A 7-year-old girl had had abdominal pain, nausea, vomiting, and fever since the age of 2 years. When she was 3 years old she passed the first renal stone. During the next three years preceding hospitalization she passed stones on the average of one every one or two weeks. These episodes were usually accompanied by high fever, abdominal pain, and nausea. The cause was ultimately found to be a primary hyperoxaluria. A review of the literature shows that about half of the reported cases of urolithiasis in children have been ascribed to causes unknown, with only 10 % definitely traced to metabolic disease. This case suggests that more detailed study might often lead to recognition of the underlying metabolic aberration and that diagnostic laboratory procedures not generally available may sometimes be necessary if the patient is to be spared the consequences of misdirected treatment.
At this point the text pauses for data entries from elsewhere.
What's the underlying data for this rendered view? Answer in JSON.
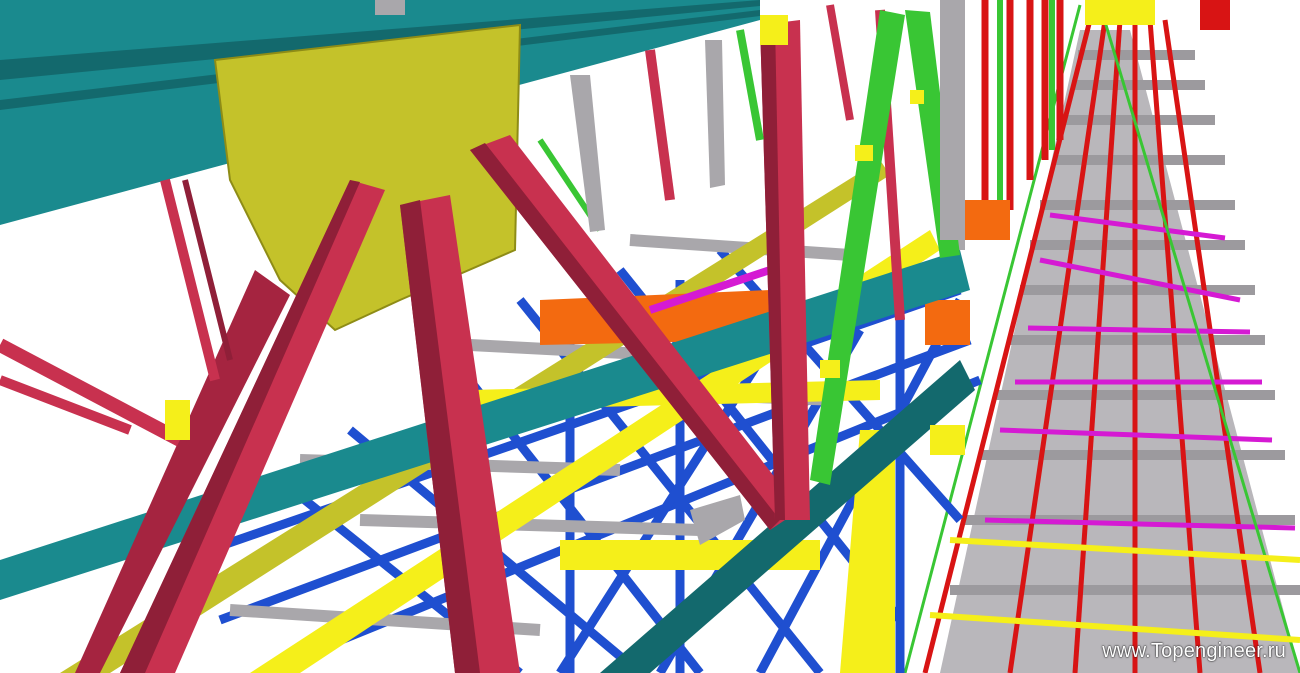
{
  "watermark": "www.Topengineer.ru",
  "colors": {
    "teal_beam": "#1a8a8e",
    "teal_dark": "#13696d",
    "yellow_plate": "#c4c22a",
    "yellow_bright": "#f5ef1a",
    "crimson": "#c8314f",
    "crimson_dark": "#8f1f38",
    "blue": "#1f4fd0",
    "green": "#39c634",
    "gray": "#a9a7ab",
    "red": "#d81414",
    "magenta": "#d51ad3",
    "orange": "#f36a10",
    "olive": "#a9a81b"
  }
}
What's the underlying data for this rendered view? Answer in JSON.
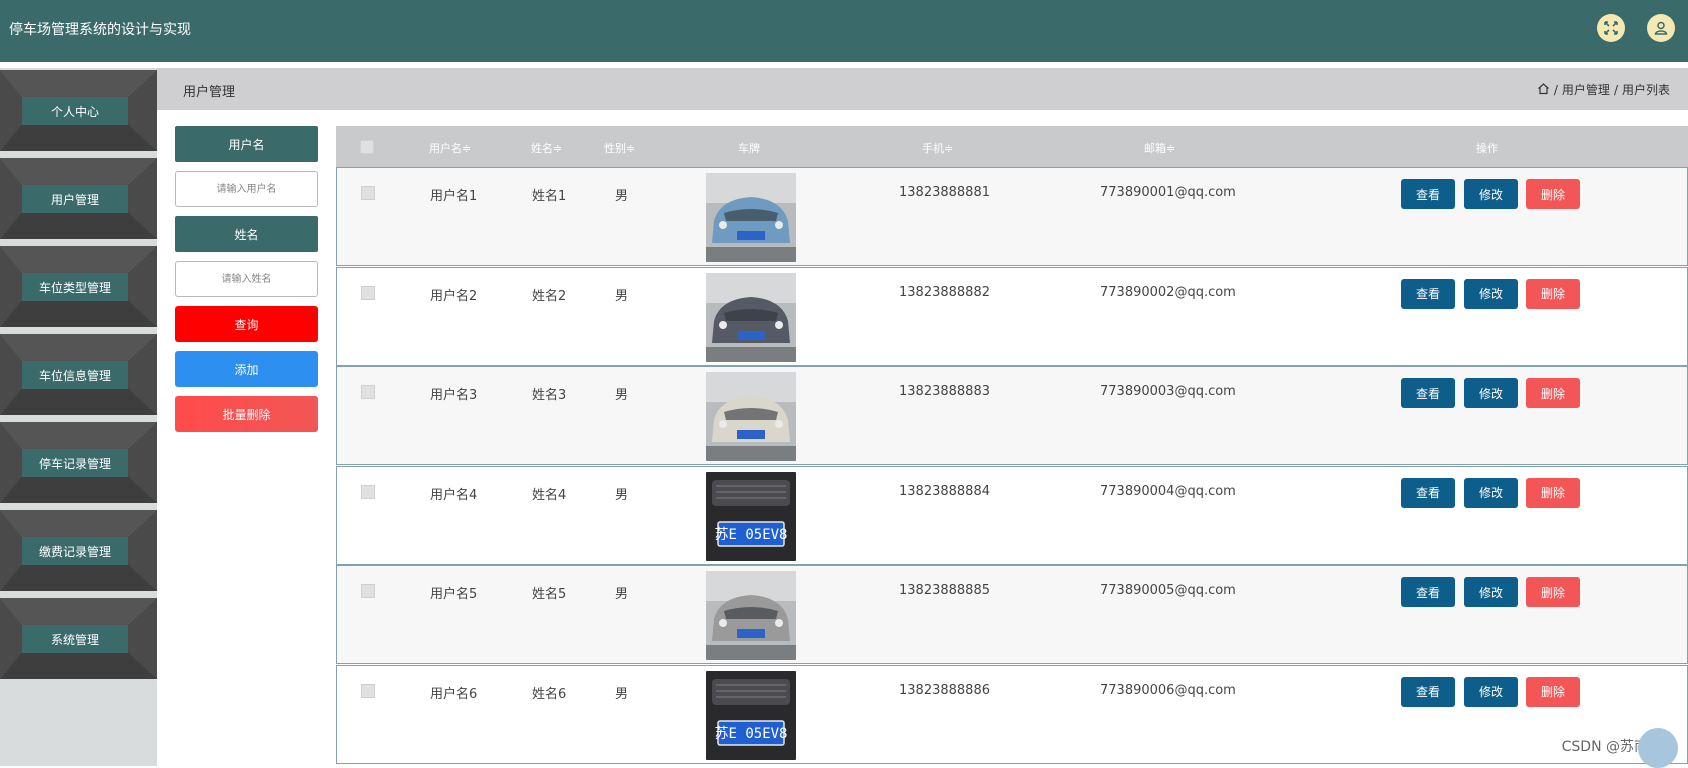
{
  "app": {
    "title": "停车场管理系统的设计与实现"
  },
  "header": {
    "icons": [
      "fullscreen-icon",
      "user-icon"
    ],
    "icon_bg": "#f5e9b3",
    "bar_color": "#3b6a6b"
  },
  "sidebar": {
    "items": [
      {
        "label": "个人中心"
      },
      {
        "label": "用户管理"
      },
      {
        "label": "车位类型管理"
      },
      {
        "label": "车位信息管理"
      },
      {
        "label": "停车记录管理"
      },
      {
        "label": "缴费记录管理"
      },
      {
        "label": "系统管理"
      }
    ]
  },
  "page": {
    "title": "用户管理",
    "breadcrumb": [
      "用户管理",
      "用户列表"
    ],
    "breadcrumb_sep": "/"
  },
  "search": {
    "username_label": "用户名",
    "username_placeholder": "请输入用户名",
    "name_label": "姓名",
    "name_placeholder": "请输入姓名",
    "query_button": "查询",
    "add_button": "添加",
    "batch_delete_button": "批量删除",
    "colors": {
      "query": "#ff0000",
      "add": "#2d8ff0",
      "batch_delete": "#ff4b4b"
    }
  },
  "table": {
    "headers": {
      "username": "用户名≑",
      "name": "姓名≑",
      "gender": "性别≑",
      "plate": "车牌",
      "phone": "手机≑",
      "email": "邮箱≑",
      "actions": "操作"
    },
    "action_labels": {
      "view": "查看",
      "edit": "修改",
      "delete": "删除"
    },
    "rows": [
      {
        "username": "用户名1",
        "name": "姓名1",
        "gender": "男",
        "phone": "13823888881",
        "email": "773890001@qq.com",
        "car_color": "#6e9bbf"
      },
      {
        "username": "用户名2",
        "name": "姓名2",
        "gender": "男",
        "phone": "13823888882",
        "email": "773890002@qq.com",
        "car_color": "#555a66"
      },
      {
        "username": "用户名3",
        "name": "姓名3",
        "gender": "男",
        "phone": "13823888883",
        "email": "773890003@qq.com",
        "car_color": "#d9d6cc"
      },
      {
        "username": "用户名4",
        "name": "姓名4",
        "gender": "男",
        "phone": "13823888884",
        "email": "773890004@qq.com",
        "car_color": "#2a2a2c",
        "plate_text": "苏E 05EV8"
      },
      {
        "username": "用户名5",
        "name": "姓名5",
        "gender": "男",
        "phone": "13823888885",
        "email": "773890005@qq.com",
        "car_color": "#9a9a9a"
      },
      {
        "username": "用户名6",
        "name": "姓名6",
        "gender": "男",
        "phone": "13823888886",
        "email": "773890006@qq.com",
        "car_color": "#2a2a2c",
        "plate_text": "苏E 05EV8"
      }
    ]
  },
  "watermark": "CSDN @苏南学弟"
}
Davis H. METABOLIC CAUSES OF RENAL STONES IN CHILDREN. JAMA. 1959;171(16):2199-2202. doi:10.1001/jama.1959.03010340043010